From the Maryland Daily Record Top 5 business stories of 2010:
The most-read stories of 2010 by The Daily Record’s business reporting team mirror many of the big ongoing stories that have dominated the news since the economy cratered two years ago — failed banks, slot machine gambling, struggling commercial real estate developments, and City Hall politics.
1. Two Maryland banks closed by regulators - Ben Mook
Federal regulators closed two troubled Maryland banks, including one that was believed to have been the oldest black-owned financial institution in the state. Bay National Bank and Baltimore-based Ideal Federal Savings Bank Friday became the fourth and fifth Maryland banks to be closed over the last two years.
2. Baltimore’s FiOS chances getting slimmer - Staff and Wire reports

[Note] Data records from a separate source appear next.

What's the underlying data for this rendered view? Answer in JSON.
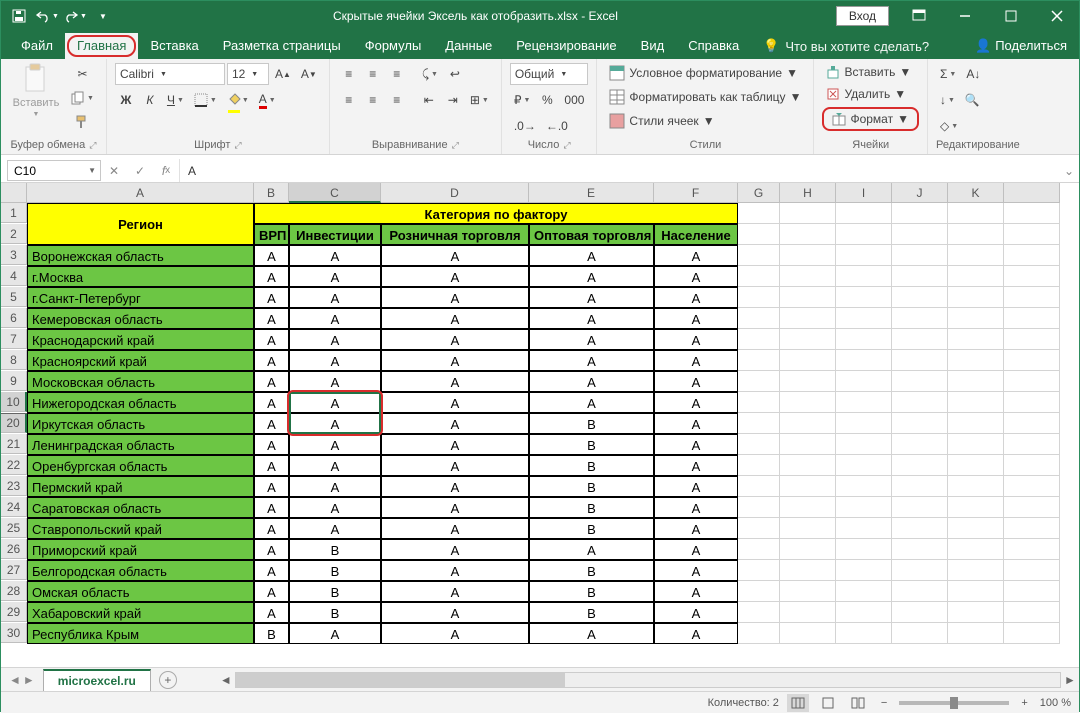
{
  "titlebar": {
    "title": "Скрытые ячейки Эксель как отобразить.xlsx  -  Excel",
    "signin": "Вход"
  },
  "tabs": [
    "Файл",
    "Главная",
    "Вставка",
    "Разметка страницы",
    "Формулы",
    "Данные",
    "Рецензирование",
    "Вид",
    "Справка"
  ],
  "active_tab": 1,
  "tell_me": "Что вы хотите сделать?",
  "share": "Поделиться",
  "ribbon": {
    "clipboard": {
      "paste": "Вставить",
      "label": "Буфер обмена"
    },
    "font": {
      "name": "Calibri",
      "size": "12",
      "label": "Шрифт"
    },
    "alignment": {
      "label": "Выравнивание"
    },
    "number": {
      "format": "Общий",
      "label": "Число"
    },
    "styles": {
      "cond": "Условное форматирование",
      "table": "Форматировать как таблицу",
      "cell": "Стили ячеек",
      "label": "Стили"
    },
    "cells": {
      "insert": "Вставить",
      "delete": "Удалить",
      "format": "Формат",
      "label": "Ячейки"
    },
    "editing": {
      "label": "Редактирование"
    }
  },
  "formula": {
    "name_box": "C10",
    "value": "А"
  },
  "columns": [
    "A",
    "B",
    "C",
    "D",
    "E",
    "F",
    "G",
    "H",
    "I",
    "J",
    "K"
  ],
  "header1": {
    "region": "Регион",
    "category": "Категория по фактору"
  },
  "header2": [
    "ВРП",
    "Инвестиции",
    "Розничная торговля",
    "Оптовая торговля",
    "Население"
  ],
  "rows": [
    {
      "n": 3,
      "region": "Воронежская область",
      "v": [
        "А",
        "А",
        "А",
        "А",
        "А"
      ]
    },
    {
      "n": 4,
      "region": "г.Москва",
      "v": [
        "А",
        "А",
        "А",
        "А",
        "А"
      ]
    },
    {
      "n": 5,
      "region": "г.Санкт-Петербург",
      "v": [
        "А",
        "А",
        "А",
        "А",
        "А"
      ]
    },
    {
      "n": 6,
      "region": "Кемеровская область",
      "v": [
        "А",
        "А",
        "А",
        "А",
        "А"
      ]
    },
    {
      "n": 7,
      "region": "Краснодарский край",
      "v": [
        "А",
        "А",
        "А",
        "А",
        "А"
      ]
    },
    {
      "n": 8,
      "region": "Красноярский край",
      "v": [
        "А",
        "А",
        "А",
        "А",
        "А"
      ]
    },
    {
      "n": 9,
      "region": "Московская область",
      "v": [
        "А",
        "А",
        "А",
        "А",
        "А"
      ]
    },
    {
      "n": 10,
      "region": "Нижегородская область",
      "v": [
        "А",
        "А",
        "А",
        "А",
        "А"
      ]
    },
    {
      "n": 20,
      "region": "Иркутская область",
      "v": [
        "А",
        "А",
        "А",
        "В",
        "А"
      ]
    },
    {
      "n": 21,
      "region": "Ленинградская область",
      "v": [
        "А",
        "А",
        "А",
        "В",
        "А"
      ]
    },
    {
      "n": 22,
      "region": "Оренбургская область",
      "v": [
        "А",
        "А",
        "А",
        "В",
        "А"
      ]
    },
    {
      "n": 23,
      "region": "Пермский край",
      "v": [
        "А",
        "А",
        "А",
        "В",
        "А"
      ]
    },
    {
      "n": 24,
      "region": "Саратовская область",
      "v": [
        "А",
        "А",
        "А",
        "В",
        "А"
      ]
    },
    {
      "n": 25,
      "region": "Ставропольский край",
      "v": [
        "А",
        "А",
        "А",
        "В",
        "А"
      ]
    },
    {
      "n": 26,
      "region": "Приморский край",
      "v": [
        "А",
        "В",
        "А",
        "А",
        "А"
      ]
    },
    {
      "n": 27,
      "region": "Белгородская область",
      "v": [
        "А",
        "В",
        "А",
        "В",
        "А"
      ]
    },
    {
      "n": 28,
      "region": "Омская область",
      "v": [
        "А",
        "В",
        "А",
        "В",
        "А"
      ]
    },
    {
      "n": 29,
      "region": "Хабаровский край",
      "v": [
        "А",
        "В",
        "А",
        "В",
        "А"
      ]
    },
    {
      "n": 30,
      "region": "Республика Крым",
      "v": [
        "В",
        "А",
        "А",
        "А",
        "А"
      ]
    }
  ],
  "sheet": {
    "name": "microexcel.ru"
  },
  "status": {
    "count": "Количество: 2",
    "zoom": "100 %"
  }
}
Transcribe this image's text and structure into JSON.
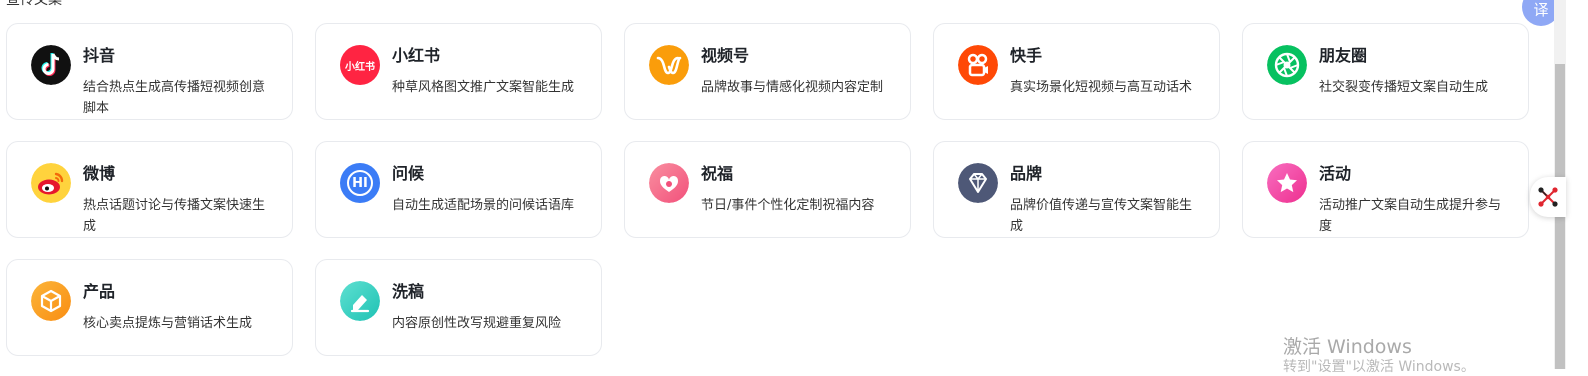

Verizon is nearing the end of its program to replace copper phone lines with optical fibers that provide much higher Internet speeds and TV service. Its focus is now on completing the network in the communities where it has already secured “franchises” — and that means major cities such as Baltimore and downtown Boston will be left without FiOS.
3. Clarke closes deal for Fells Point Recreation Pier - Robbie Whelan
The developer of a hotel planned for Baltimore’s historic Recreation Pier, a Fells Point landmark, said he has closed on a deal to buy the property from the city after a year-long stalemate in negotiations.
4. Rawlings-Blake names 151 to transition team - Robbie Whelan
Then-City Council President Stephanie Rawlings-Blake released a list of 151 civic and business leaders who would comprise the six transition committees leding her effort to review city government operations as Baltimore’s new mayor.
“Each committee will conduct a comprehensive review of each city agency to ensure that all public and taxpayer funds are used in the most effective and efficient manner,” Rawlings-Blake said in a statement.
5. Hollywood Casino Perryville opening ushers in slots gambling in Md. - Nicholas Sohr
Dorothy Neal was joined by about 45 others in a cool, persistent drizzle one September morning and at 8 a.m., they helped move Maryland’s nascent gambling industry into its next phase — one with actual gambling.
By 9 a.m., about 200 had entered the $97.5 million Cecil County casino to play its 1,500 slot machines. And just a few minutes later, Neal walked out more than $5,000 richer, with promises she would be back.